runs scalability tests on clusters of different sizes (100, 500, 5000 nodes). • When the change to Go 1.18 was made: ◦ All clusters experienced a noticeable increase in memory consumption. ◦ Tests running on 5000 nodes experienced a sharp drop in Pod Startup Latencies ▪ Pod Startup Latency = time taken since pod was created to when all its containers are reported as started when observed via a watch. • The learnings from this are generally applicable to all Go programs as well and not speciﬁc to just Kubernetes!

the 5000 node cluster, the memory footprint of the kube-apiserver increased by at least 10%, causing a release blocking scalability regression. • This increased footprint was due to the pacer redesign, speciﬁcally, due to change in the meaning of GOGC.

the 5000 node cluster, the memory footprint of the kube-apiserver increased by at least 10%, causing a release blocking scalability regression. • This increased footprint was due to the pacer redesign, speciﬁcally, due to change in the meaning of GOGC. • The peak live heap size tries to be as close to the heap goal of that cycle (the pacer tries to do this) ◦ Previously, the heap goal would only factor in heap sources of work. ◦ Now, it also considers stacks and globals, therefore increasing the heap goal by some amount.

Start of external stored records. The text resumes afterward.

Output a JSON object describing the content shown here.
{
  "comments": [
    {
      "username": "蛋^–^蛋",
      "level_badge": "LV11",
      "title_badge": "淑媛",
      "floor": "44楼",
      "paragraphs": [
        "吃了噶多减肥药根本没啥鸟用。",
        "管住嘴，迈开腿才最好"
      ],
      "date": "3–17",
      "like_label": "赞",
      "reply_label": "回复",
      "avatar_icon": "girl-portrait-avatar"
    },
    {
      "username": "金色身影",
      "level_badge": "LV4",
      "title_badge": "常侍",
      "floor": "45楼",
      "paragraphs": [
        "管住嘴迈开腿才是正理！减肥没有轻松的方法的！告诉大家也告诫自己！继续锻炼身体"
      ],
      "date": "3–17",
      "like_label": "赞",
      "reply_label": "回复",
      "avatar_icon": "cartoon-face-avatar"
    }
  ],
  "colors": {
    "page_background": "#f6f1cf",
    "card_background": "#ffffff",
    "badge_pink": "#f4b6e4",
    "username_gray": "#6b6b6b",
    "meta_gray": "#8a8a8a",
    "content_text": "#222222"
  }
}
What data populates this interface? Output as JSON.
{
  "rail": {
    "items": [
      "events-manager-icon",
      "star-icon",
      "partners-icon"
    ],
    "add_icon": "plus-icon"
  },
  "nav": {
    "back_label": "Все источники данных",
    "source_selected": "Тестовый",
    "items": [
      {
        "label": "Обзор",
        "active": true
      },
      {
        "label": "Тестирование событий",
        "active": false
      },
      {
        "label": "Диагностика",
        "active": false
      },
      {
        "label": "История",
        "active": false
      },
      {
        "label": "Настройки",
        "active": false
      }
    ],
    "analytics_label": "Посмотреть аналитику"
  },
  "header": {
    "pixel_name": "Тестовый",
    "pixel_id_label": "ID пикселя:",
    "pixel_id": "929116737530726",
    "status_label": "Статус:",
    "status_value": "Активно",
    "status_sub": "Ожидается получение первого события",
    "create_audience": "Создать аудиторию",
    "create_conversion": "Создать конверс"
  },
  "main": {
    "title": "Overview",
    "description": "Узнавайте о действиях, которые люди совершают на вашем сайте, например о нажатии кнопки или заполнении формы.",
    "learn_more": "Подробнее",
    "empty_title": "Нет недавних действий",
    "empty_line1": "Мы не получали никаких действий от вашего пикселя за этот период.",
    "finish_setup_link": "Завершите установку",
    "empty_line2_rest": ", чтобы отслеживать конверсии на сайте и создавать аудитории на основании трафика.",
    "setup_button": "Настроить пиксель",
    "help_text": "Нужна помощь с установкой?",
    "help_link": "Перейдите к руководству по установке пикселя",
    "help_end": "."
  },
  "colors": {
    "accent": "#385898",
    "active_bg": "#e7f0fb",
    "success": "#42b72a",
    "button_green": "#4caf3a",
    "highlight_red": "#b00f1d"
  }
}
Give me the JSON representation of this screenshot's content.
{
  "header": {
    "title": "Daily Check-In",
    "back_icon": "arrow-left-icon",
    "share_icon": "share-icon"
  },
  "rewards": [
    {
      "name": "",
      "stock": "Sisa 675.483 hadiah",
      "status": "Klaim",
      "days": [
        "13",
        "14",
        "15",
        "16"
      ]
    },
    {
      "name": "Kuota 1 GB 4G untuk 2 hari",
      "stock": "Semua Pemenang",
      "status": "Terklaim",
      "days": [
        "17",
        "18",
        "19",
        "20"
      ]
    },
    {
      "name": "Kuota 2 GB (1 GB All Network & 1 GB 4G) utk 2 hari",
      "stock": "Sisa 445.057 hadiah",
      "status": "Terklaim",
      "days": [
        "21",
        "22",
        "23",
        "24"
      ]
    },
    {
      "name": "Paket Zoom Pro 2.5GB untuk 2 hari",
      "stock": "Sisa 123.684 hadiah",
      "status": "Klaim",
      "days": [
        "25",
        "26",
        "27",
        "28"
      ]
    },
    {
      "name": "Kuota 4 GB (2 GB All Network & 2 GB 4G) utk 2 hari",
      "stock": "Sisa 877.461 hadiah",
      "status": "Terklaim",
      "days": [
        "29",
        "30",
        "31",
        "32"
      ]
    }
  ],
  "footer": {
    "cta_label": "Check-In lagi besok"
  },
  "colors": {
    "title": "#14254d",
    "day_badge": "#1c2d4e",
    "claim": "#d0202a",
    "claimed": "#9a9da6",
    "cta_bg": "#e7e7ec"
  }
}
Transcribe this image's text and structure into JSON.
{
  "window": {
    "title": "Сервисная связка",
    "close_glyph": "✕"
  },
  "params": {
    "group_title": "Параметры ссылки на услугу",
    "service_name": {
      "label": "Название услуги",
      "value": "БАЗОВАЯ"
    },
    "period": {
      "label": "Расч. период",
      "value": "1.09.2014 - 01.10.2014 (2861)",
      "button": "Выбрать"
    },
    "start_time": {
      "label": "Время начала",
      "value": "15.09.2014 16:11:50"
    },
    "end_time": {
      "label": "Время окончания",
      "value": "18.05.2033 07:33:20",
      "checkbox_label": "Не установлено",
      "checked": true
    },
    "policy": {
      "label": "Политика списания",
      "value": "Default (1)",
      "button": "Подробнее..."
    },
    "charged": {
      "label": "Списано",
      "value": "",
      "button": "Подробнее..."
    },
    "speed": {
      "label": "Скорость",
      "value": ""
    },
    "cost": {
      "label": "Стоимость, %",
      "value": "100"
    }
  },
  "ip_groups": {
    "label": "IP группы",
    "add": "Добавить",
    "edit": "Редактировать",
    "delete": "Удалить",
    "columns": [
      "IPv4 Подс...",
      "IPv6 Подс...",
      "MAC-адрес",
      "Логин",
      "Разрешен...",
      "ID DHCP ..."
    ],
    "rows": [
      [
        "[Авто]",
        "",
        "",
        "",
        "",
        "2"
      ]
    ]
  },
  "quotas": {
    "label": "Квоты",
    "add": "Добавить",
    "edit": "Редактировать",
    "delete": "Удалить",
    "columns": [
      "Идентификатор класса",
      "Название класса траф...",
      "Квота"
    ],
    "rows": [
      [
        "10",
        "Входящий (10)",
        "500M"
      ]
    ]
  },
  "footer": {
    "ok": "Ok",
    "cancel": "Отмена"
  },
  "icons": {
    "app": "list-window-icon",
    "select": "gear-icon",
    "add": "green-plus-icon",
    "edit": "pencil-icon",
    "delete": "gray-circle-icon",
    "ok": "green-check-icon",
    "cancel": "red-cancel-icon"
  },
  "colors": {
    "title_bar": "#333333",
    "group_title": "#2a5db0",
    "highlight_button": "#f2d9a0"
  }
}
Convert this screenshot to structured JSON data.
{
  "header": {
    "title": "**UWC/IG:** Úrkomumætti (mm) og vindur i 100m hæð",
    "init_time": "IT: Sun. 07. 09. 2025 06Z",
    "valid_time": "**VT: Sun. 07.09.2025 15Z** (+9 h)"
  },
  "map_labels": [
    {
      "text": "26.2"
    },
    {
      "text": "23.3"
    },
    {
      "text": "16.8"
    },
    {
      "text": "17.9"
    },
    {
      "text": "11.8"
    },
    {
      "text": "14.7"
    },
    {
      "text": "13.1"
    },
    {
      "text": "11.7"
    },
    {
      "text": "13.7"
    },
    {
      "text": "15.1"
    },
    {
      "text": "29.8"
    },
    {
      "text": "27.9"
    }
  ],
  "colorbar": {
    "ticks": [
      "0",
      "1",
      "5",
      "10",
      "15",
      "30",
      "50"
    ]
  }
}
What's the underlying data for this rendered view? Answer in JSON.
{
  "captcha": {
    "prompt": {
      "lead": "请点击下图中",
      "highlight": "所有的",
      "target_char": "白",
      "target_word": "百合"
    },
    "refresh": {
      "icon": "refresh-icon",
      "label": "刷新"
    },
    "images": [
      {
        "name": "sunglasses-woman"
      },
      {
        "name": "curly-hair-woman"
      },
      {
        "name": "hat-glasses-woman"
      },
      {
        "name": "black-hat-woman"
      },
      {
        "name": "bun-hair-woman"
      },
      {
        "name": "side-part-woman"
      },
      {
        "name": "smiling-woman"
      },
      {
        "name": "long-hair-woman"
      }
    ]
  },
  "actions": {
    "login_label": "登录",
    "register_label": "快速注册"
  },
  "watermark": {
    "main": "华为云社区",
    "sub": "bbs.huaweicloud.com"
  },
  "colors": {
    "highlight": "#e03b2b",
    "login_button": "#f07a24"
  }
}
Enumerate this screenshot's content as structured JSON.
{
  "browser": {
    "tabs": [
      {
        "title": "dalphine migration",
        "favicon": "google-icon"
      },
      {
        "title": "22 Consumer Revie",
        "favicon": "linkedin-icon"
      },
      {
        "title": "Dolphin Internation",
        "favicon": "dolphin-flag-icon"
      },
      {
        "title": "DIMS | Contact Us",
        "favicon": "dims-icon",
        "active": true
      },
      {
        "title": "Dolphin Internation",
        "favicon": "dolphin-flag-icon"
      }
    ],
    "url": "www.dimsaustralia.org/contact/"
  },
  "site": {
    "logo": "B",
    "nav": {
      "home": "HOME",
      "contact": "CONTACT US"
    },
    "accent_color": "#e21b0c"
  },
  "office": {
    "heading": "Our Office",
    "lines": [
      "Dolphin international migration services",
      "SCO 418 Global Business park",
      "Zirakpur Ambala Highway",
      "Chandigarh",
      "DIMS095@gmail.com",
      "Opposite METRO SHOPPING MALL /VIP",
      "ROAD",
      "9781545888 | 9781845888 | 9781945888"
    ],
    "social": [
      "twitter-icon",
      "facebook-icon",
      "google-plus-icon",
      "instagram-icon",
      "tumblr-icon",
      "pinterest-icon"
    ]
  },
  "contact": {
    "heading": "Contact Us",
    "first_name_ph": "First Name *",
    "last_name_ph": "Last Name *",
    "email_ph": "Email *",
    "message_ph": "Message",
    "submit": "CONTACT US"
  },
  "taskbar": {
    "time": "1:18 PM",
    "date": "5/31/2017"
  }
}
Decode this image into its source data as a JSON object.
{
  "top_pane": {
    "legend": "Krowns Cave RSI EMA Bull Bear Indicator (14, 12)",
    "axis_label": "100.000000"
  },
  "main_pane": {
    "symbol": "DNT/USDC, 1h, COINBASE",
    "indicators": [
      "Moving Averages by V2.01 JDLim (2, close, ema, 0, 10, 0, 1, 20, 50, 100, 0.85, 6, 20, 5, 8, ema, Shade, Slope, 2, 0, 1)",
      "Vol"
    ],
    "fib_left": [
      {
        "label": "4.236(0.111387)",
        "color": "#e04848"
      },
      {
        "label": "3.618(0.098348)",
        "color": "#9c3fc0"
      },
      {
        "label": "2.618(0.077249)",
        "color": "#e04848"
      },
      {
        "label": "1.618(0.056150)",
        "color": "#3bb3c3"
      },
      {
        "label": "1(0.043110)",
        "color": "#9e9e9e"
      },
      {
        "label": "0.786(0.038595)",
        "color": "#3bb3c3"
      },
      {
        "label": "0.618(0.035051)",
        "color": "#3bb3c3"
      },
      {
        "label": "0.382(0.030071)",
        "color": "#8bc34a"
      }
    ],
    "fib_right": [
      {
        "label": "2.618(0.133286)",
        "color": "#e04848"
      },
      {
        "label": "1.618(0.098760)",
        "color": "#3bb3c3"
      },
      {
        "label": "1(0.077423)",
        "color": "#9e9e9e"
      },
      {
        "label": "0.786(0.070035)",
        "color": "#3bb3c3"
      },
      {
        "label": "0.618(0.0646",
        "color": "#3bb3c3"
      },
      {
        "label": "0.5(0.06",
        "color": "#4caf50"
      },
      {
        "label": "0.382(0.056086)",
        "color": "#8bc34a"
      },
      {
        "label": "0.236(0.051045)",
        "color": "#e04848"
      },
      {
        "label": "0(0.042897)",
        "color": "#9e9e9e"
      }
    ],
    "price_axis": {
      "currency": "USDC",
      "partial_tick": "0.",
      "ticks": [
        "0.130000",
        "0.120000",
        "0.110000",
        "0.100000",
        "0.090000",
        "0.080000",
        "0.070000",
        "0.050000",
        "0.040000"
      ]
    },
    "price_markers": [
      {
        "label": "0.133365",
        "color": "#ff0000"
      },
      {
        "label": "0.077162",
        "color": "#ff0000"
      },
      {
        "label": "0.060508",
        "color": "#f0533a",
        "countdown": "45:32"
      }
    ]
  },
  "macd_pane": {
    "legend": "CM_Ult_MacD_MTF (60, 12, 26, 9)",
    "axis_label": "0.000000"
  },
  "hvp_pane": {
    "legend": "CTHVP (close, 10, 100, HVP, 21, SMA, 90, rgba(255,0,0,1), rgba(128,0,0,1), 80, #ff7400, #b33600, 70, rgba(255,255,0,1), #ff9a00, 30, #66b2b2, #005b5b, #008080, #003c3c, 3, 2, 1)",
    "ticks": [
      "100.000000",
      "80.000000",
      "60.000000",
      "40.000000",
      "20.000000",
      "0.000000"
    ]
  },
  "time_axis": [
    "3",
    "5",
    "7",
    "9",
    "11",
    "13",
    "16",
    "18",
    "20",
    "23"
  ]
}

the 5000 node cluster, the memory footprint of the kube-apiserver increased by at least 10%, causing a release blocking scalability regression. • This increased footprint was due to the pacer redesign, speciﬁcally, due to change in the meaning of GOGC. • A Go program experiences a noticeable increase in memory usage after switching to Go 1.18 if it has non-negligible amounts of non-heap memory compared to heap memory.

M o is the old memory consumption and M n is the new increased memory consumption, an approximation of the new GOGC can be: M o x [1 + GOGC old / 100] = M n x [1 + GOGC new / 100] • And then we solve for GOGC new

x [1 + GOGC old / 100] = M n x [1 + GOGC new / 100] • M n can also be derived from M o if we know how much heap and non-heap memory we are using after making the switch to Go 1.18 or higher. M n = [1 + non-heap/heap] x M o

1.19 introduced a limit on the total amount of memory the Go runtime can use (to help mitigate cases of out of memory errors and GC workarounds). • The pacer ties in tightly with this limit since it has to decide when to start a GC cycle (now also trying to respect this limit). • The pacer tries to set the heap goal as the minimum of our previous deﬁnition and the heap limit (that is derived from GOMEMLIMIT). • This change also limits the GC CPU consumption to 50% (compromising meeting the heap goal in some cases), and post this, the GC gives back time to the application in order to prevent “death spirals”.

Pacer Design Proposal • golang/go#42430 (GC Pacer Meta Issue) • golang/go#14951 (tracking aggressive assist rates) • Separate Soft and Hard Heap Limit Design Proposal • On release-branch.go.1.18 ◦ src/runtime/{mgc.go,mgcpacer.go,p roc.go} • Pod Startup Latency SLO • Kubernetes Performance Dashboard • A Guide to the Go Garbage Collector • Commit Message of Change Implementing The Redesign • A Parallel, Real-Time Garbage Collector • Garbage Collection Semantics • Go GC: Solving The Latency Problem • Loop Preemption in Go 1.14 • Golang Garbage Collection Benchmarks • Introduction to Control Theory And Its Applications to Computing Systems • Control Theory in Container Fleet Management • Feedback Control for Computer Systems